Monday, September 17, 2018

Animal Rights Retreat FAQ

Below is detailed FAQ for the upcoming Pollination Project retreat for Farm Animal Advocates-

Why meditate? 
Here is a link from the Harvard Business Review on Mindfulness in the Age of Complexity and an book passage by the man known as the happiest man in the world through brain scans who is vegan and an animal rights advocate. Organizationally, this blog discusses places where employees are benefiting from mindfulness and this one where mindfulness promotes a more compassionate workplace.

Why go on retreat? 
Since ancient times all wise cultures have known the value of retreat. Time in retreat allows us to step out of the complexity of our life, to listen deeply to our body, heart and mind. Meditation retreats offer practical instruction and group support for discovering inner understanding and freedom. The retreat will combine the fertile atmosphere of silence with extensive time for meditation and walks in nature, supported by systematic teachings. Careful guidance and training is offered in meditation. 

A retreat provides an opportunity and a caring container for undertaking intensive meditation, like an immersion course in a language. The central practice is mindfulness, which enables us to see the ways we create difficulties in our lives and to discover a freedom of heart in the midst of all things. The mindfulness practice on retreat will be ​accompanied and complemented by training in loving-kindness meditation. 

Most of the retreat is held in silence; retreatants do not speak to one another. Writing and reading are also discouraged, so that retreatants can better stay with their own present experience as it unfolds, moment to moment. In this silent and mindful environment, awareness sharpens, the body quiets, the mind clears, and space opens for insight and understanding to develop.

With no diversions there is nothing to distract us. Since there is no place to hide from ourselves, there is a good possibility that we will know ourselves better after a retreat than we did before. Self-knowledge and understanding grow as we see that we can live each moment either with inattention, fear and judgment, or with clarity, kindness and wakefulness. By cultivating the power of awareness, clarity and kindness, we discover our path to liberation, inner freedom and a peaceful heart.

Can I participate in less than the full retreat? 
You are required to attend the full retreat. Requests for late arrivals or early departures must be approved by the teacher(s) before the retreat.

Will we be in silence during the retreat? Why? 
During most of the retreat the participants will be in silence while the teachers will offering guided meditation and teachings, as well as be available for individual or group meetings. The result is a pervasive silence that serves as a foundation for the meditation practice and creates a palpable and nourishing atmosphere of stillness.
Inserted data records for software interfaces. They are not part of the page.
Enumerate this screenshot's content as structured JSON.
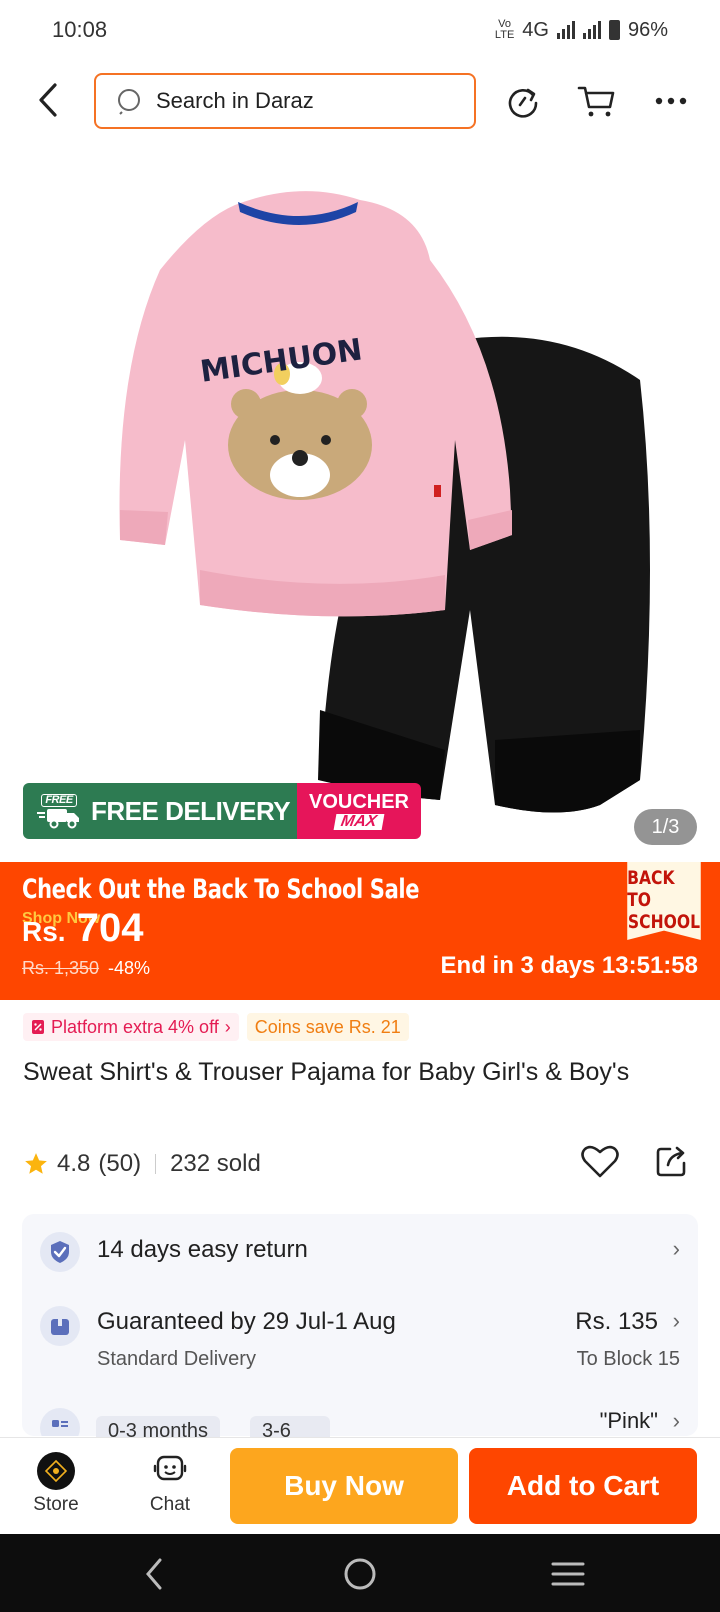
{
  "status_bar": {
    "time": "10:08",
    "network_label": "4G",
    "battery": "96%"
  },
  "search": {
    "placeholder": "Search in Daraz"
  },
  "product_image": {
    "print_text": "MICHUON",
    "promo_free_tag": "FREE",
    "promo_free_delivery": "FREE DELIVERY",
    "promo_voucher": "VOUCHER",
    "promo_voucher_max": "MAX",
    "counter": "1/3"
  },
  "sale": {
    "title": "Check Out the Back To School Sale",
    "shop_now": "Shop Now",
    "currency": "Rs.",
    "price": "704",
    "original_price": "Rs. 1,350",
    "discount": "-48%",
    "timer": "End in 3 days 13:51:58",
    "badge_line1": "BACK TO",
    "badge_line2": "SCHOOL"
  },
  "tags": {
    "platform": "Platform extra 4% off",
    "coins": "Coins save Rs. 21"
  },
  "product": {
    "title": "Sweat Shirt's & Trouser Pajama for Baby Girl's & Boy's",
    "rating": "4.8",
    "reviews": "(50)",
    "sold": "232 sold"
  },
  "services": {
    "returns": "14 days easy return",
    "delivery": "Guaranteed by 29 Jul-1 Aug",
    "delivery_type": "Standard Delivery",
    "delivery_fee": "Rs. 135",
    "delivery_location": "To Block 15",
    "variant_1": "0-3 months",
    "variant_2": "3-6",
    "variant_selected": "\"Pink\""
  },
  "bottom_bar": {
    "store": "Store",
    "chat": "Chat",
    "buy_now": "Buy Now",
    "add_to_cart": "Add to Cart"
  },
  "colors": {
    "accent": "#fe4600",
    "buy": "#fda61e",
    "search_border": "#f57224",
    "free_green": "#2d7b52",
    "voucher_pink": "#e6155a"
  }
}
Most people come to cherish the silence of retreat.  Even those who were intimidated by it in the beginning often find such peace in the silence that they are reluctant to give it up at the end.  As people become aware of its richness, they come to look forward to silence rather than fear it.
Retreat silence has many benefits. Because social conversation keeps the mind active, periods of not talking help the mind rest.  Silence settles the many emotions that are activated by talking, listening, and even in the anticipation of talking.  As our mental and emotional lives calm down, our bodies relax.
Silence allows for a heightened sense of intimacy with the world.  In sustained silence our senses become more acute, and both the inner and outer world can appear to us with greater clarity.  For example, we may begin to notice the birdsong we previously failed to hear, or we may tune in to our quieter thoughts, which normally get drowned out.
For most people, the silence of a retreat creates a space in which they can see themselves more clearly.  Rather than being actively distracted by work, relationships, the internet, music, or various external events, they have an opportunity to notice overlooked feelings and concerns.  The sustained periods of silence give people a chance to observe the subtle, important motivations and values behind how they live. As you relax into the collective stillness, participants often discover that being together with others in silence allows for a rich sense of connection that is more satisfying than if they had spent the same time engaged in conversation.  Rather than knowing others through the stories of who they are, what they do, and what they have done, the silence highlights our shared humanity and a direct feeling of empathy and rapport.  
How are the teachers compensated? 
The retreat will be using the system in practice over thousands of years of paying forward the generosity teachers offer in sharing their wisdom called dana.

What clothing should I pack? What other essentials should I bring? 
We will be sending an email to attendees in the weeks prior to the retreat that outlines these elements.

What if I get sick on retreat? 
We have first aid on hand and there is access to local area hospitals if needed.

Is it possible to stay extra days before or after retreat? 
We can discuss on an individual basis.

Can I arrive early on the day the retreat starts? 
Yes, but rooms will not be available until 3pm.

Can I arrive late and/or leave early? 
We ask that you stay for the entirety of the retreat.